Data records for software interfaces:
------------------------------------

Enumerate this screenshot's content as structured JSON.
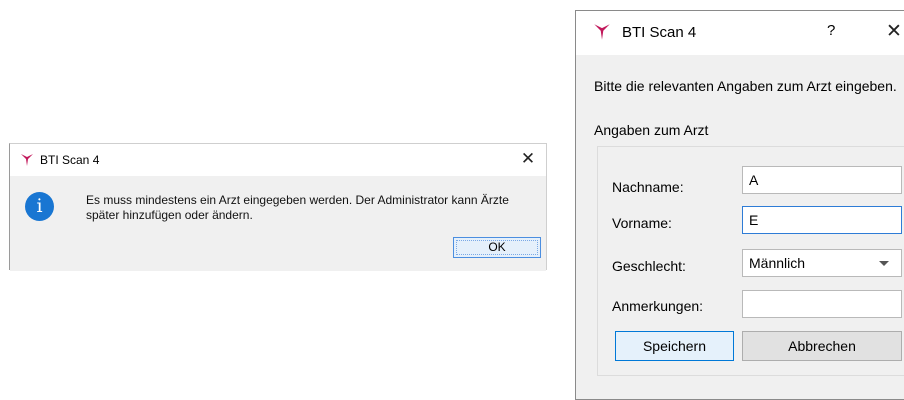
{
  "message_box": {
    "title": "BTI Scan 4",
    "close_glyph": "✕",
    "info_icon": "info-icon",
    "info_glyph": "i",
    "text": "Es muss mindestens ein Arzt eingegeben werden. Der Administrator kann Ärzte später hinzufügen oder ändern.",
    "ok_label": "OK"
  },
  "dialog": {
    "title": "BTI Scan 4",
    "help_glyph": "?",
    "close_glyph": "✕",
    "instruction": "Bitte die relevanten Angaben zum Arzt eingeben.",
    "group_title": "Angaben zum Arzt",
    "fields": {
      "nachname": {
        "label": "Nachname:",
        "value": "A"
      },
      "vorname": {
        "label": "Vorname:",
        "value": "E"
      },
      "geschlecht": {
        "label": "Geschlecht:",
        "value": "Männlich"
      },
      "anmerkungen": {
        "label": "Anmerkungen:",
        "value": ""
      }
    },
    "save_label": "Speichern",
    "cancel_label": "Abbrechen"
  },
  "colors": {
    "logo_magenta": "#c2185b",
    "info_blue": "#1976d2",
    "focus_blue": "#2e7cd6"
  }
}
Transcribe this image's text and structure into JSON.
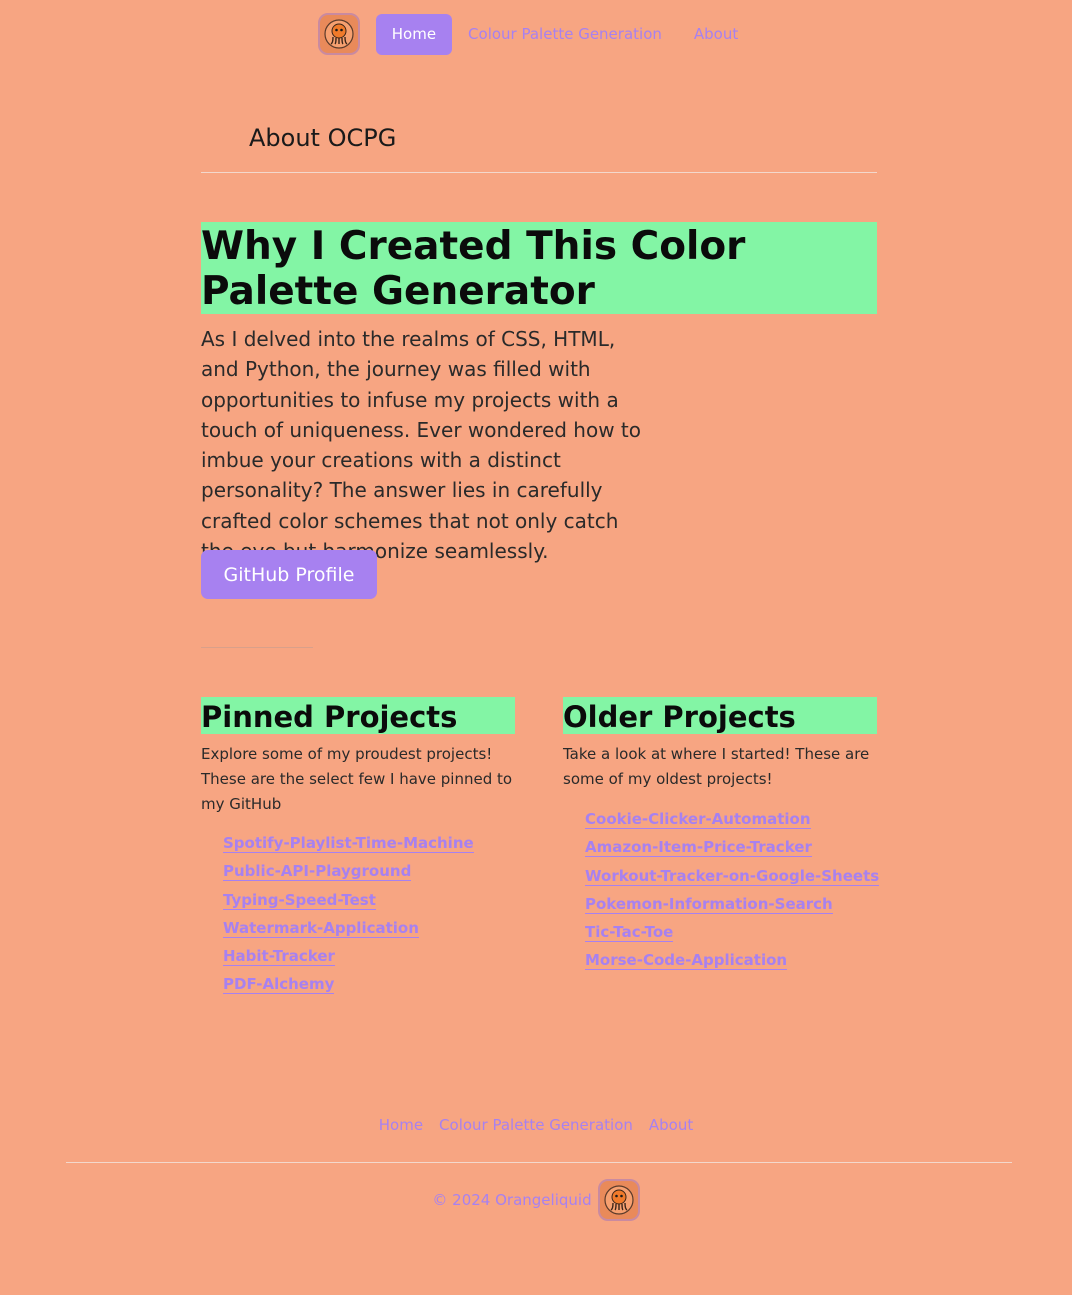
{
  "nav": {
    "logo_icon": "orange-octopus-logo",
    "items": [
      {
        "label": "Home",
        "active": true
      },
      {
        "label": "Colour Palette Generation",
        "active": false
      },
      {
        "label": "About",
        "active": false
      }
    ]
  },
  "page": {
    "title": "About OCPG",
    "headline": "Why I Created This Color Palette Generator",
    "lead": "As I delved into the realms of CSS, HTML, and Python, the journey was filled with opportunities to infuse my projects with a touch of uniqueness. Ever wondered how to imbue your creations with a distinct personality? The answer lies in carefully crafted color schemes that not only catch the eye but harmonize seamlessly.",
    "github_button": "GitHub Profile"
  },
  "pinned": {
    "heading": "Pinned Projects",
    "description": "Explore some of my proudest projects! These are the select few I have pinned to my GitHub",
    "projects": [
      "Spotify-Playlist-Time-Machine",
      "Public-API-Playground",
      "Typing-Speed-Test",
      "Watermark-Application",
      "Habit-Tracker",
      "PDF-Alchemy"
    ]
  },
  "older": {
    "heading": "Older Projects",
    "description": "Take a look at where I started! These are some of my oldest projects!",
    "projects": [
      "Cookie-Clicker-Automation",
      "Amazon-Item-Price-Tracker",
      "Workout-Tracker-on-Google-Sheets",
      "Pokemon-Information-Search",
      "Tic-Tac-Toe",
      "Morse-Code-Application"
    ]
  },
  "footer": {
    "nav": [
      "Home",
      "Colour Palette Generation",
      "About"
    ],
    "copyright": "© 2024 Orangeliquid"
  },
  "colors": {
    "background": "#f7a582",
    "accent": "#a781f0",
    "highlight": "#83f5a5"
  }
}
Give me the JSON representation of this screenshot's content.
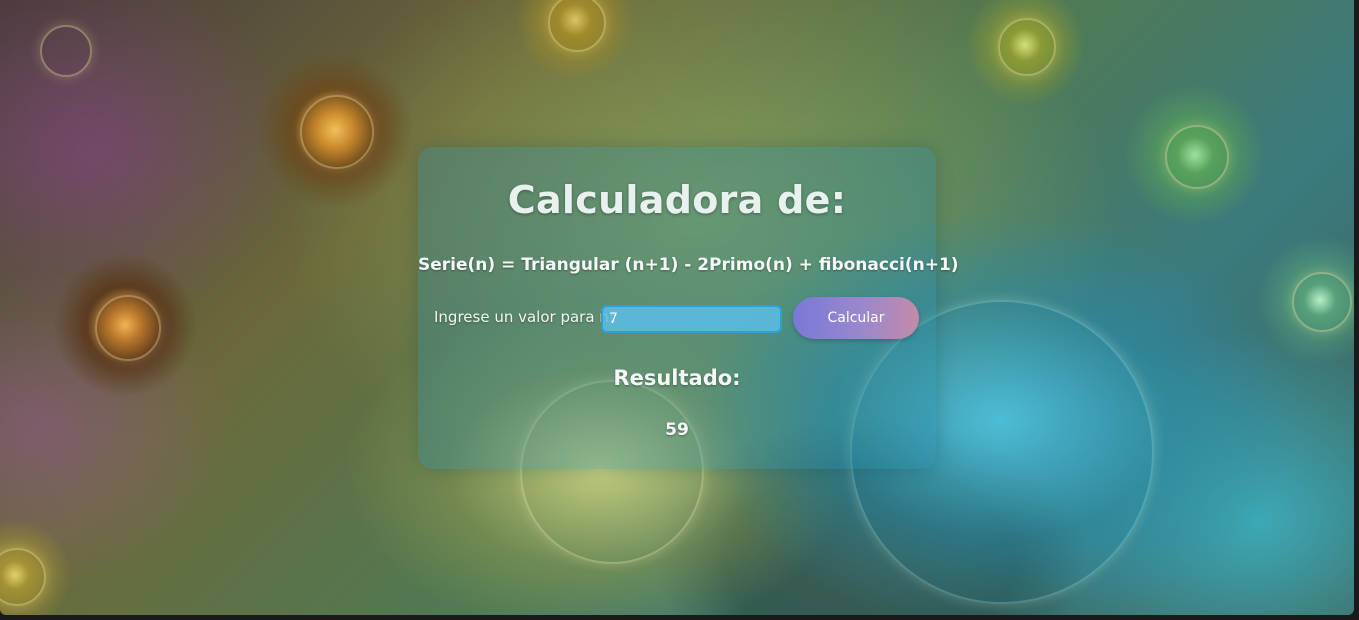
{
  "background": {
    "description_icon": "fractal-spiral-background",
    "colors": {
      "teal": "#3b9fb8",
      "gold": "#c9892c",
      "olive": "#6b6a3a",
      "purple": "#6b4a6b"
    }
  },
  "card": {
    "title": "Calculadora de:",
    "formula": "Serie(n) = Triangular (n+1) - 2Primo(n) + fibonacci(n+1)",
    "input": {
      "label": "Ingrese un valor para n:",
      "value": "7",
      "placeholder": ""
    },
    "button": {
      "label": "Calcular"
    },
    "result": {
      "heading": "Resultado:",
      "value": "59"
    },
    "colors": {
      "panel": "#2c8caa",
      "input_border": "#2f9fd8",
      "button_start": "#7b78d8",
      "button_end": "#c48aa8",
      "text": "#f3f7f6"
    }
  }
}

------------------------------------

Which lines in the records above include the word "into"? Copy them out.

- [Task answer]:
Transcribe this image's text and structure into JSON.
    "lead": "As I delved into the realms of CSS, HTML, and Python, the journey was filled with opportunities to infuse my projects with a touch of uniqueness. Ever wondered how to imbue your creations with a distinct personality? The answer lies in carefully crafted color schemes that not only catch the eye but harmonize seamlessly.",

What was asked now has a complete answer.